** Opening Data extract block **

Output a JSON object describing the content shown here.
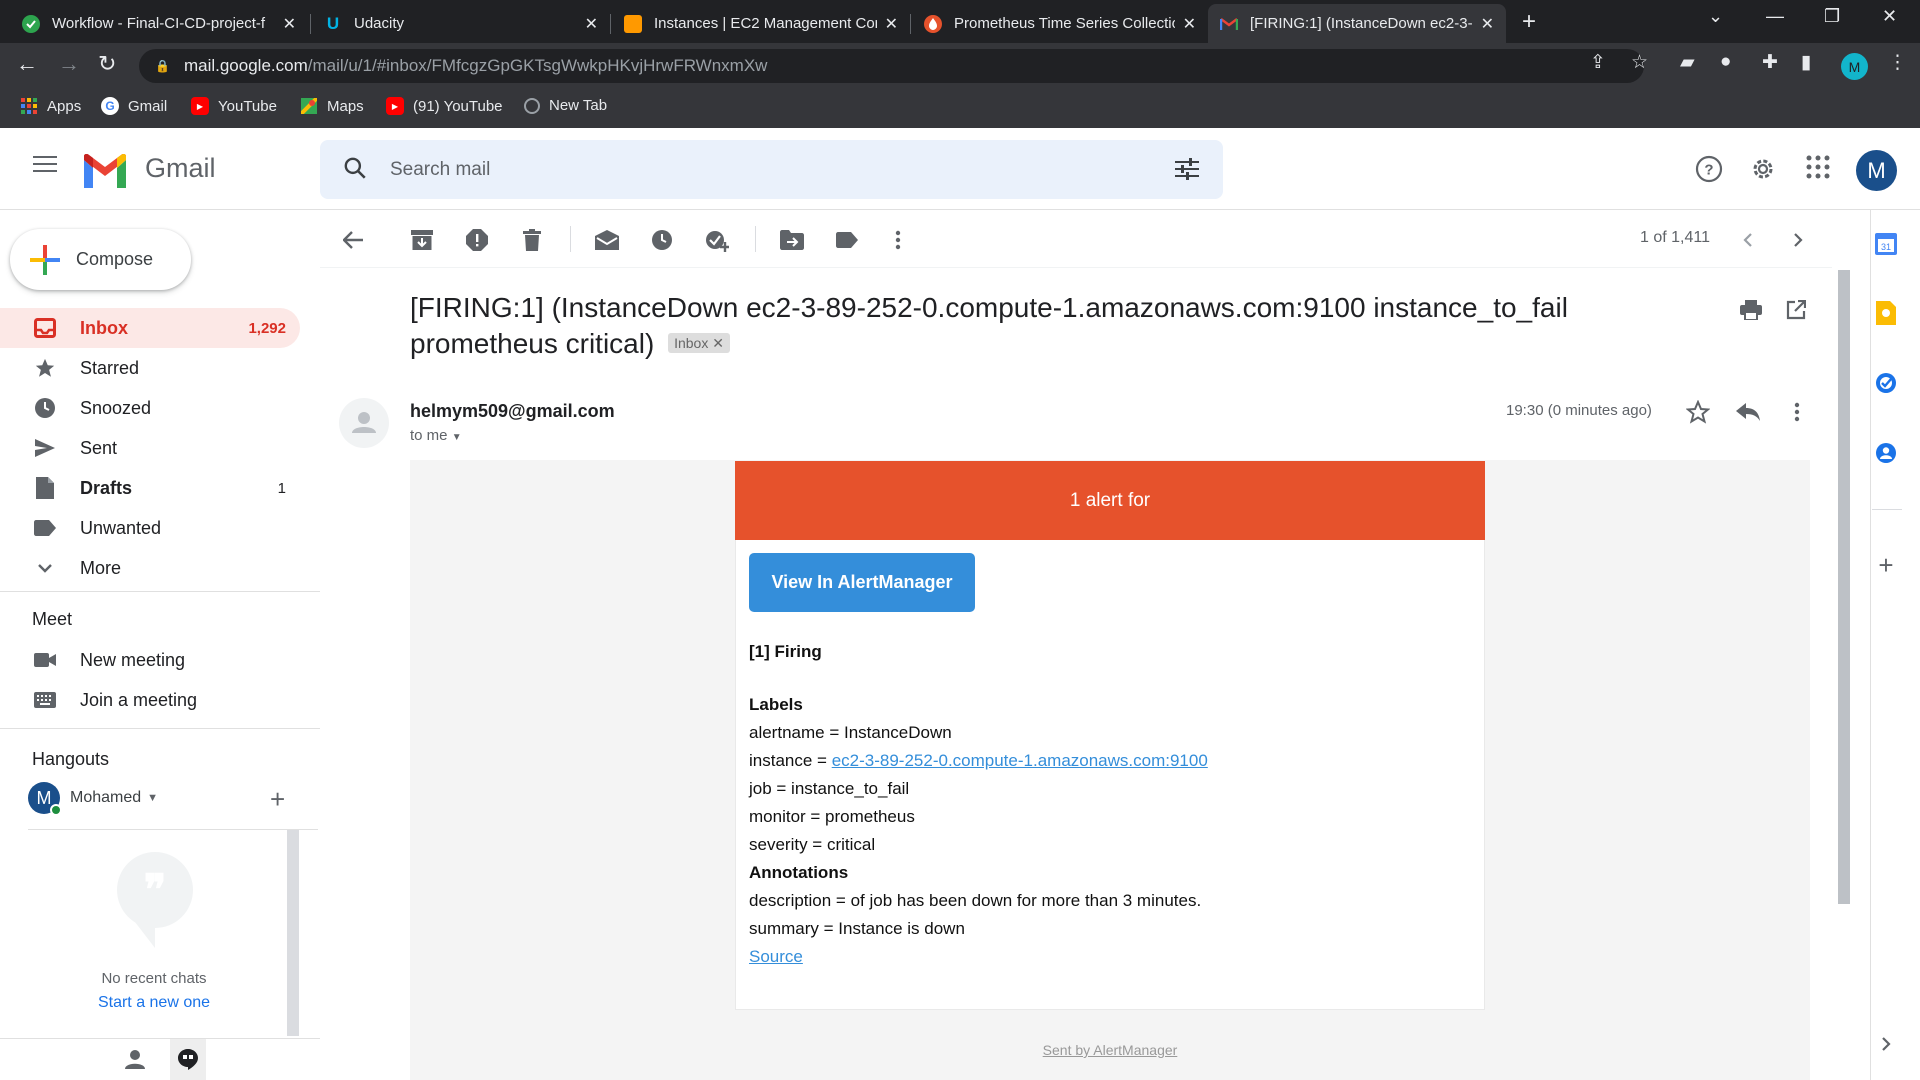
{
  "browser": {
    "tabs": [
      {
        "title": "Workflow - Final-CI-CD-project-f",
        "icon": "github-actions-icon",
        "color": "#2da44e"
      },
      {
        "title": "Udacity",
        "icon": "udacity-icon",
        "color": "#02b3e4"
      },
      {
        "title": "Instances | EC2 Management Con",
        "icon": "aws-ec2-icon",
        "color": "#f90"
      },
      {
        "title": "Prometheus Time Series Collectio",
        "icon": "prometheus-icon",
        "color": "#e6522c"
      },
      {
        "title": "[FIRING:1] (InstanceDown ec2-3-",
        "icon": "gmail-icon",
        "color": "#ea4335",
        "active": true
      }
    ],
    "url_host": "mail.google.com",
    "url_path": "/mail/u/1/#inbox/FMfcgzGpGKTsgWwkpHKvjHrwFRWnxmXw",
    "profile_letter": "M",
    "bookmarks": [
      {
        "label": "Apps",
        "icon": "apps-grid-icon"
      },
      {
        "label": "Gmail",
        "icon": "google-icon"
      },
      {
        "label": "YouTube",
        "icon": "youtube-icon"
      },
      {
        "label": "Maps",
        "icon": "maps-icon"
      },
      {
        "label": "(91) YouTube",
        "icon": "youtube-icon"
      },
      {
        "label": "New Tab",
        "icon": "globe-icon"
      }
    ]
  },
  "gmail": {
    "brand": "Gmail",
    "search_placeholder": "Search mail",
    "avatar_letter": "M",
    "compose_label": "Compose",
    "nav": [
      {
        "label": "Inbox",
        "count": "1,292",
        "icon": "inbox-icon",
        "active": true
      },
      {
        "label": "Starred",
        "count": "",
        "icon": "star-icon"
      },
      {
        "label": "Snoozed",
        "count": "",
        "icon": "clock-icon"
      },
      {
        "label": "Sent",
        "count": "",
        "icon": "send-icon"
      },
      {
        "label": "Drafts",
        "count": "1",
        "icon": "draft-icon",
        "bold": true
      },
      {
        "label": "Unwanted",
        "count": "",
        "icon": "label-icon"
      },
      {
        "label": "More",
        "count": "",
        "icon": "chevron-down-icon"
      }
    ],
    "meet": {
      "title": "Meet",
      "items": [
        {
          "label": "New meeting",
          "icon": "video-icon"
        },
        {
          "label": "Join a meeting",
          "icon": "keyboard-icon"
        }
      ]
    },
    "hangouts": {
      "title": "Hangouts",
      "user": "Mohamed",
      "user_letter": "M",
      "empty_text": "No recent chats",
      "start_link": "Start a new one"
    },
    "pager": "1 of 1,411"
  },
  "email": {
    "subject": "[FIRING:1] (InstanceDown ec2-3-89-252-0.compute-1.amazonaws.com:9100 instance_to_fail prometheus critical)",
    "label_chip": "Inbox",
    "sender": "helmym509@gmail.com",
    "to": "to me",
    "time": "19:30 (0 minutes ago)",
    "banner": "1 alert for",
    "button": "View In AlertManager",
    "firing_heading": "[1] Firing",
    "labels_heading": "Labels",
    "alertname": "alertname = InstanceDown",
    "instance_prefix": "instance = ",
    "instance_link": "ec2-3-89-252-0.compute-1.amazonaws.com:9100",
    "job": "job = instance_to_fail",
    "monitor": "monitor = prometheus",
    "severity": "severity = critical",
    "annotations_heading": "Annotations",
    "description": "description = of job has been down for more than 3 minutes.",
    "summary": "summary = Instance is down",
    "source_link": "Source",
    "footer": "Sent by AlertManager",
    "colors": {
      "banner": "#e6522c",
      "button": "#348eda"
    }
  }
}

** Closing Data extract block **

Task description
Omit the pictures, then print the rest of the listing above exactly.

Response to this task
Output a JSON object describing the content shown here.
{
  "browser": {
    "tabs": [
      {
        "title": "Workflow - Final-CI-CD-project-f",
        "icon": "github-actions-icon",
        "color": "#2da44e"
      },
      {
        "title": "Udacity",
        "icon": "udacity-icon",
        "color": "#02b3e4"
      },
      {
        "title": "Instances | EC2 Management Con",
        "icon": "aws-ec2-icon",
        "color": "#f90"
      },
      {
        "title": "Prometheus Time Series Collectio",
        "icon": "prometheus-icon",
        "color": "#e6522c"
      },
      {
        "title": "[FIRING:1] (InstanceDown ec2-3-",
        "icon": "gmail-icon",
        "color": "#ea4335",
        "active": true
      }
    ],
    "url_host": "mail.google.com",
    "url_path": "/mail/u/1/#inbox/FMfcgzGpGKTsgWwkpHKvjHrwFRWnxmXw",
    "profile_letter": "M",
    "bookmarks": [
      {
        "label": "Apps",
        "icon": "apps-grid-icon"
      },
      {
        "label": "Gmail",
        "icon": "google-icon"
      },
      {
        "label": "YouTube",
        "icon": "youtube-icon"
      },
      {
        "label": "Maps",
        "icon": "maps-icon"
      },
      {
        "label": "(91) YouTube",
        "icon": "youtube-icon"
      },
      {
        "label": "New Tab",
        "icon": "globe-icon"
      }
    ]
  },
  "gmail": {
    "brand": "Gmail",
    "search_placeholder": "Search mail",
    "avatar_letter": "M",
    "compose_label": "Compose",
    "nav": [
      {
        "label": "Inbox",
        "count": "1,292",
        "icon": "inbox-icon",
        "active": true
      },
      {
        "label": "Starred",
        "count": "",
        "icon": "star-icon"
      },
      {
        "label": "Snoozed",
        "count": "",
        "icon": "clock-icon"
      },
      {
        "label": "Sent",
        "count": "",
        "icon": "send-icon"
      },
      {
        "label": "Drafts",
        "count": "1",
        "icon": "draft-icon",
        "bold": true
      },
      {
        "label": "Unwanted",
        "count": "",
        "icon": "label-icon"
      },
      {
        "label": "More",
        "count": "",
        "icon": "chevron-down-icon"
      }
    ],
    "meet": {
      "title": "Meet",
      "items": [
        {
          "label": "New meeting",
          "icon": "video-icon"
        },
        {
          "label": "Join a meeting",
          "icon": "keyboard-icon"
        }
      ]
    },
    "hangouts": {
      "title": "Hangouts",
      "user": "Mohamed",
      "user_letter": "M",
      "empty_text": "No recent chats",
      "start_link": "Start a new one"
    },
    "pager": "1 of 1,411"
  },
  "email": {
    "subject": "[FIRING:1] (InstanceDown ec2-3-89-252-0.compute-1.amazonaws.com:9100 instance_to_fail prometheus critical)",
    "label_chip": "Inbox",
    "sender": "helmym509@gmail.com",
    "to": "to me",
    "time": "19:30 (0 minutes ago)",
    "banner": "1 alert for",
    "button": "View In AlertManager",
    "firing_heading": "[1] Firing",
    "labels_heading": "Labels",
    "alertname": "alertname = InstanceDown",
    "instance_prefix": "instance = ",
    "instance_link": "ec2-3-89-252-0.compute-1.amazonaws.com:9100",
    "job": "job = instance_to_fail",
    "monitor": "monitor = prometheus",
    "severity": "severity = critical",
    "annotations_heading": "Annotations",
    "description": "description = of job has been down for more than 3 minutes.",
    "summary": "summary = Instance is down",
    "source_link": "Source",
    "footer": "Sent by AlertManager",
    "colors": {
      "banner": "#e6522c",
      "button": "#348eda"
    }
  }
}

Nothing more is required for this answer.